But Christine wanted to host Thanksgiving in her first house. I think there were about 14 people that year. There were two sets of grandparents on Dave’s side as well as his parents. My mother and brother and his family were there. And, of course, everyone brought something … both hot dishes and deserts. The kitchen really didn’t have much counter space. So just depositing all this food somewhere was tricky. And then heating it all so that it was hot and ready to serve at one time was a logistic feat. The turkey was being carved (Dave does a great job at carving) and the rest of us are moving creamed onions, green bean casserole, turnips, two kinds of sweet potatoes, two kinds of stuffing and other side dishes from the microwave to the top of the stove to the oven in an attempt to heat them. Nevermind someone is trying to mash potatoes and someone else is trying to make the gravy! Amazingly, everything was heated perfectly and all was delicious!

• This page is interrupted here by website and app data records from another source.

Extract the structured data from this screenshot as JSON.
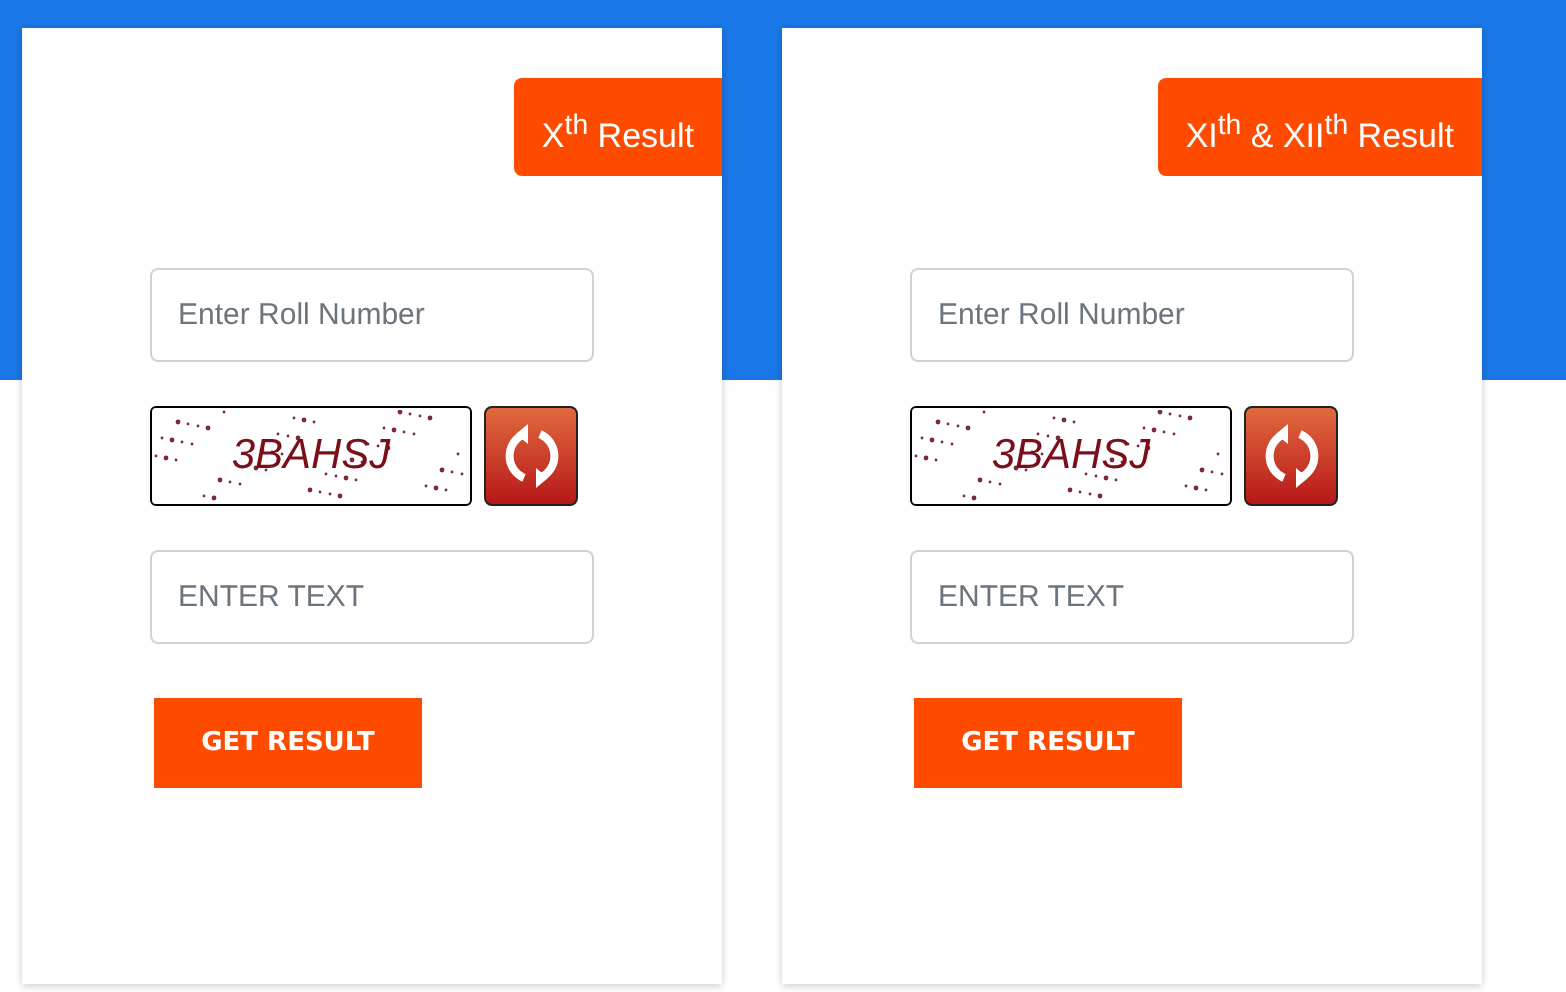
{
  "forms": [
    {
      "title": "X$^{th}$ Result",
      "roll_field": {
        "placeholder": "Enter Roll Number"
      },
      "captcha_text": "3BAHSJ",
      "text_field": {
        "placeholder": "ENTER TEXT"
      },
      "button": "GET RESULT"
    },
    {
      "title": "XI$^{th}$ & XII$^{th}$ Result",
      "roll_field": {
        "placeholder": "Enter Roll Number"
      },
      "captcha_text": "3BAHSJ",
      "text_field": {
        "placeholder": "ENTER TEXT"
      },
      "button": "GET RESULT"
    }
  ]
}
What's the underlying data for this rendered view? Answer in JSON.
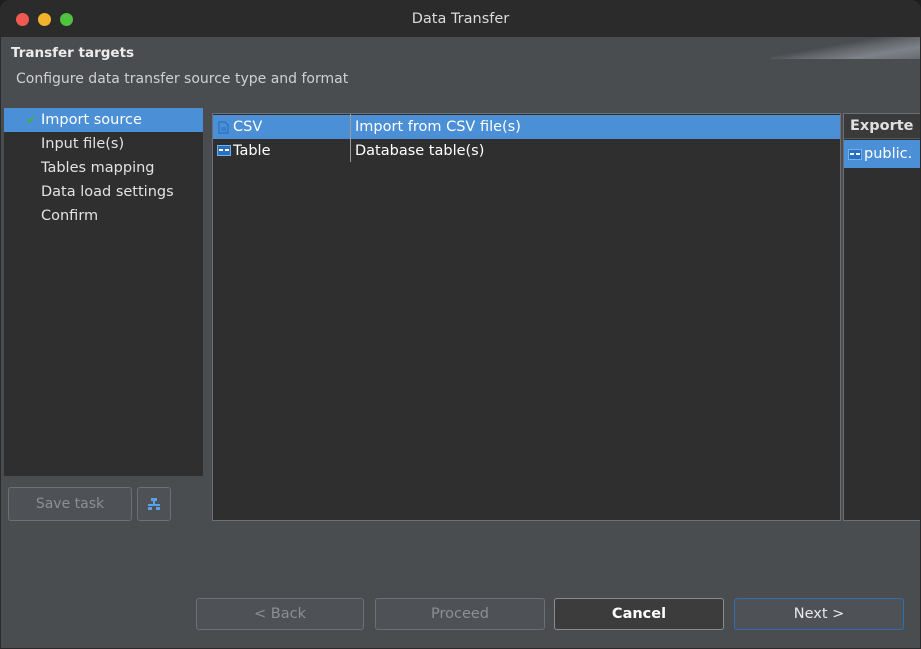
{
  "window": {
    "title": "Data Transfer"
  },
  "header": {
    "title": "Transfer targets",
    "description": "Configure data transfer source type and format"
  },
  "nav": {
    "items": [
      {
        "label": "Import source",
        "selected": true,
        "completed": true
      },
      {
        "label": "Input file(s)"
      },
      {
        "label": "Tables mapping"
      },
      {
        "label": "Data load settings"
      },
      {
        "label": "Confirm"
      }
    ]
  },
  "task": {
    "save_label": "Save task",
    "icon": "task-config-icon"
  },
  "sources": {
    "rows": [
      {
        "name": "CSV",
        "description": "Import from CSV file(s)",
        "icon": "csv-file-icon",
        "selected": true
      },
      {
        "name": "Table",
        "description": "Database table(s)",
        "icon": "table-icon"
      }
    ]
  },
  "export_panel": {
    "header": "Exporte",
    "items": [
      {
        "label": "public.",
        "icon": "table-icon"
      }
    ]
  },
  "buttons": {
    "back": "< Back",
    "proceed": "Proceed",
    "cancel": "Cancel",
    "next": "Next >"
  },
  "colors": {
    "selection": "#4b8fd6",
    "panel_bg": "#2f2f2f",
    "window_bg": "#4a4d50",
    "check": "#3fae3f"
  }
}
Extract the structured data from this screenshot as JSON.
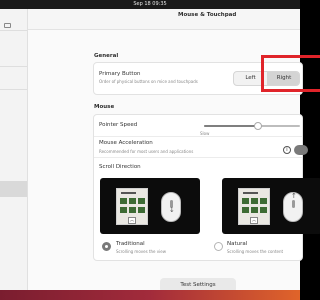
{
  "topbar": {
    "datetime": "Sep 18  09:35"
  },
  "window": {
    "title": "Mouse & Touchpad"
  },
  "general": {
    "section_title": "General",
    "primary_button_label": "Primary Button",
    "primary_button_sub": "Order of physical buttons on mice and touchpads",
    "left_label": "Left",
    "right_label": "Right",
    "selected": "Right"
  },
  "mouse": {
    "section_title": "Mouse",
    "pointer_speed_label": "Pointer Speed",
    "pointer_speed_slow": "Slow",
    "pointer_speed_value": 0.55,
    "accel_label": "Mouse Acceleration",
    "accel_sub": "Recommended for most users and applications",
    "accel_enabled": true,
    "scroll_direction_label": "Scroll Direction",
    "traditional_label": "Traditional",
    "traditional_sub": "Scrolling moves the view",
    "natural_label": "Natural",
    "natural_sub": "Scrolling moves the content",
    "selected_scroll": "Traditional"
  },
  "actions": {
    "test_settings": "Test Settings"
  },
  "icons": {
    "info": "info-icon",
    "toggle": "toggle-switch"
  },
  "colors": {
    "annotation": "#e0242a",
    "dock_start": "#7a1d2f",
    "dock_end": "#e0642a"
  }
}
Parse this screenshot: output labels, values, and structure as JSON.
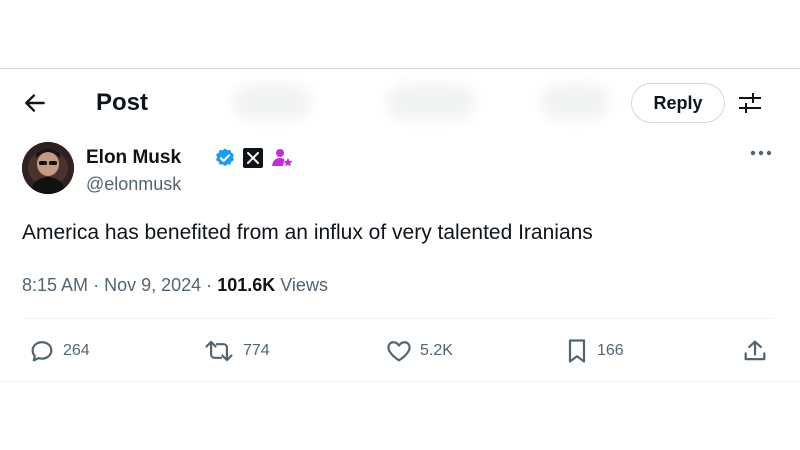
{
  "header": {
    "title": "Post",
    "reply_label": "Reply"
  },
  "author": {
    "display_name": "Elon Musk",
    "handle": "@elonmusk"
  },
  "post": {
    "text": "America has benefited from an influx of very talented Iranians",
    "time": "8:15 AM",
    "separator": "·",
    "date": "Nov 9, 2024",
    "views_count": "101.6K",
    "views_label": "Views"
  },
  "actions": {
    "replies": "264",
    "reposts": "774",
    "likes": "5.2K",
    "bookmarks": "166"
  },
  "icons": {
    "back": "arrow-left-icon",
    "settings": "sliders-icon",
    "verified": "verified-badge-icon",
    "affiliate": "x-logo-icon",
    "subscriber": "person-star-icon",
    "more": "more-dots-icon",
    "reply": "reply-bubble-icon",
    "repost": "repost-icon",
    "like": "heart-icon",
    "bookmark": "bookmark-icon",
    "share": "share-icon"
  },
  "colors": {
    "text_primary": "#0f1419",
    "text_secondary": "#536471",
    "verified_blue": "#1d9bf0",
    "subscriber_purple": "#c12fd6",
    "border": "#cfd9de"
  }
}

I thought for sure Christine would never host another Thanksgiving again. But, here she is, still doing it. And I guess practice does make perfect. When I walked into her home this past Thanksiving, the kitchen counters were gleaming and spotless. There was a gorgeous arrangement of fresh flowers and tiny little pumpkins artfully displayed on one of the counters. The delightful aroma of roast turkey was in the air but otherwise you would never know they were about to serve Thanksgiving dinner. It looked like a picture from “House Beautiful”.
Her turkey was a gorgeous shade of mahogany and the meat was moist within. The mashed potatoes were creamy and the mashed sweet potato, apple and kale medly was delicious! In addition to the tossed salad she had a Bacon, Green Cabbage and Brussels Sprout Coleslaw that was out of this world….I had to get the recipe (which follows):
Bacon, Green Cabbage and Brussels Sprout Coleslaw
6 slices thick cut bacon, cooked and chopped
4 cups shredded green cabbage
20 fresh brussels sprouts, cleaned and thinly sliced
3/4 cup of thinly sliced red onion
1/4 cup and 1 Tbsp. mayonnaise
1/8 cup white vinegar
1 Tbsp. agave nectar
1/2 tsp. celery seed
1/4 tsp. white pepper
1/4 tsp. cayenne pepper
1/2 tsp. salt
Mix the mayonnaise, vinegar, agave nectar (if you don’t have agave nectar I would suggest just adding a teaspoon of sugar) and seasonings together and toss with the cabbage, sprouts, onion and bacon.
The roasted carrots were out of this world! I think the fact that these were very fresh carrots (not those old packaged carrots commonly found in the grocery store) made the difference. They were tossed with olive oil, orange juice, thyme and crushed garlic, seasoned with salt and pepper, covered with aluminum foil and baked in a hot oven (450 degrees) for 25 minutes or so and then roasted uncovered for another 10 minutes.
The garlic green beans were fantastic as well. The beans were bright green and cooked to perfection (quickly placing the beans in an ice water bath after cooking for 5-7 minutes made the difference between overcooked beans and these beautiful beans). Saute thinly sliced garlic gloves in butter and olive oil, toss in beans, season with salt and pepper and you’re good to go.
I just wanted to document these Thanksgiving recipes here in this post so I’d be able to find them next year (or before).
Thank you Christine, David, Mitchell and Evan for a lovely Thanksgiving.